My husband spent more than twenty years serving in the military. The well-being of veterans is very important to me.
So without further ado, I would like to share this post written by Emily Walsh, Community Outreach Blogger for the Mesothelioma Cancer Alliance.
In many ways, military life is different than civilian life. Since most veterans enter service shortly after they leave home, many do not learn the skills they need to keep themselves healthy. Adjusting to an unstructured life can be difficult for many, and veterans may need help from friends or family members to adjust appropriately. Here are some of the ways in
which friends and family members can help veterans make the adjustment to civilian life.
Make health a structured activity
One of the best ways to help veterans is to help them structure their lives. Many aspects of health can be greatly aided by structured routines. For example, setting aside particular times for cooking and preparing meals can help veterans eat healthy. In addition, viewing
exercise as a requirement instead of an optional activity may help as well. One problem many veterans face is not adjusting their eating habits after leaving the service; military personnel burn many calories during the day, and those who keep eating the same amount of food while reducing their physical activity will likely put on a significant amount of weight.
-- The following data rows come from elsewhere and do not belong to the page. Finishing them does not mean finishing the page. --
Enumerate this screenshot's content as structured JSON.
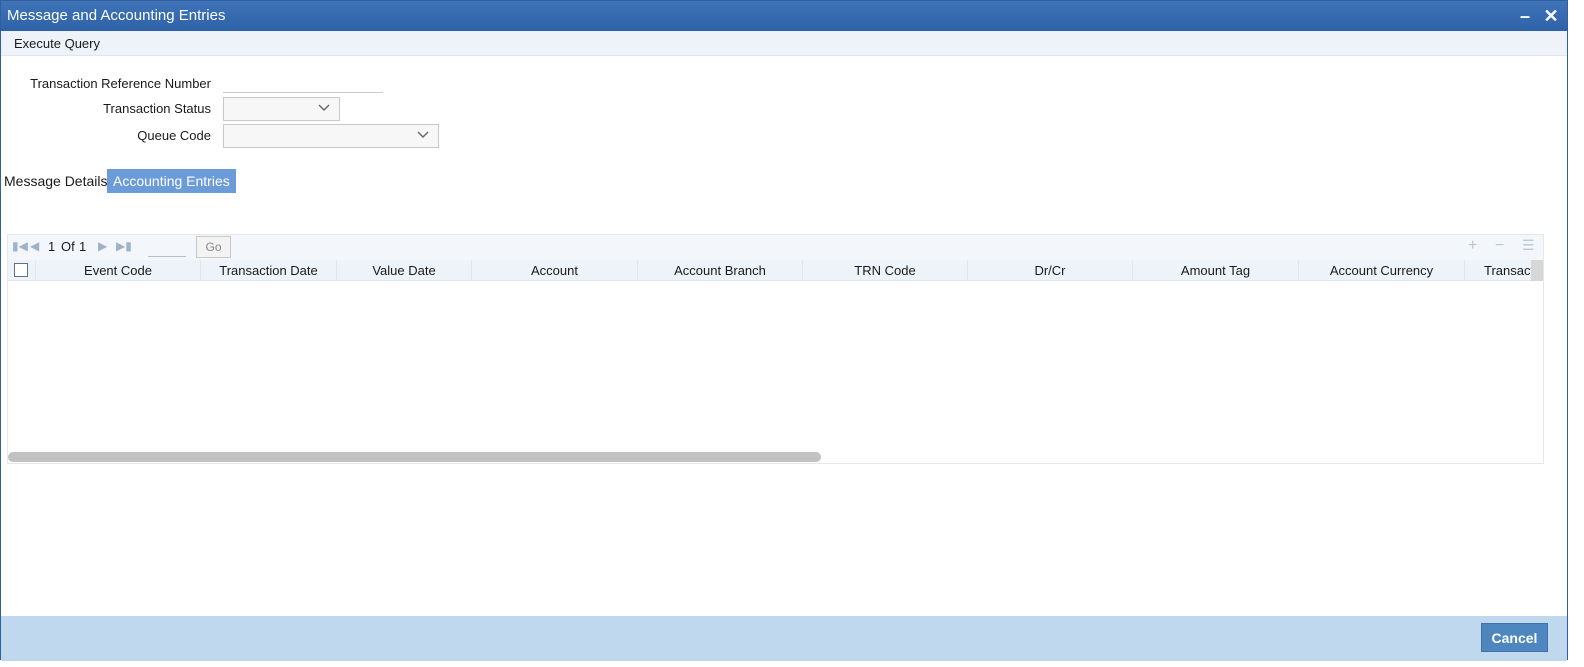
{
  "window": {
    "title": "Message and Accounting Entries"
  },
  "menu": {
    "execute_query": "Execute Query"
  },
  "form": {
    "txn_ref_label": "Transaction Reference Number",
    "txn_ref_value": "",
    "txn_status_label": "Transaction Status",
    "txn_status_value": "",
    "queue_code_label": "Queue Code",
    "queue_code_value": ""
  },
  "tabs": [
    {
      "label": "Message Details",
      "active": false
    },
    {
      "label": "Accounting Entries",
      "active": true
    }
  ],
  "grid": {
    "pager": {
      "current": "1",
      "of_label": "Of",
      "total": "1",
      "go_label": "Go"
    },
    "columns": [
      "Event Code",
      "Transaction Date",
      "Value Date",
      "Account",
      "Account Branch",
      "TRN Code",
      "Dr/Cr",
      "Amount Tag",
      "Account Currency",
      "Transact"
    ],
    "rows": []
  },
  "footer": {
    "cancel_label": "Cancel"
  },
  "colors": {
    "titlebar": "#2f62a6",
    "active_tab": "#6b9bd8",
    "footer": "#bfd8ee",
    "button": "#4e86bf"
  }
}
Structure can help.
Regular medical examinations
Veterans are often trained to quietly suffer their pains, and many are reluctant to rely on doctors when their health may be at risk. Friends and family members can encourage veterans to see their doctors on a regular basis and be honest about any problems they are experiencing. Those who are suffering from cancer, for example, have much better survival
odds if their cancer is detected early. Unfortunately, some veterans may have come into contact with as asbestos during their service, and asbestos has been conclusively linked to the dangerous cancer mesothelioma. By stressing the importance of making medical examinations part of their lives, veterans can increase their odds of surviving illnesses.
Building support networks
Veterans rely on others who serve with them while the service, but some become isolated upon leaving the military. Unfortunately, this can lead to isolation and difficulty in making new friends. By encouraging veterans to reach out to others and to build a support network,
it may be possible to stave off the likelihood of mental illness while giving veterans a group of friends they can rely on if they need help.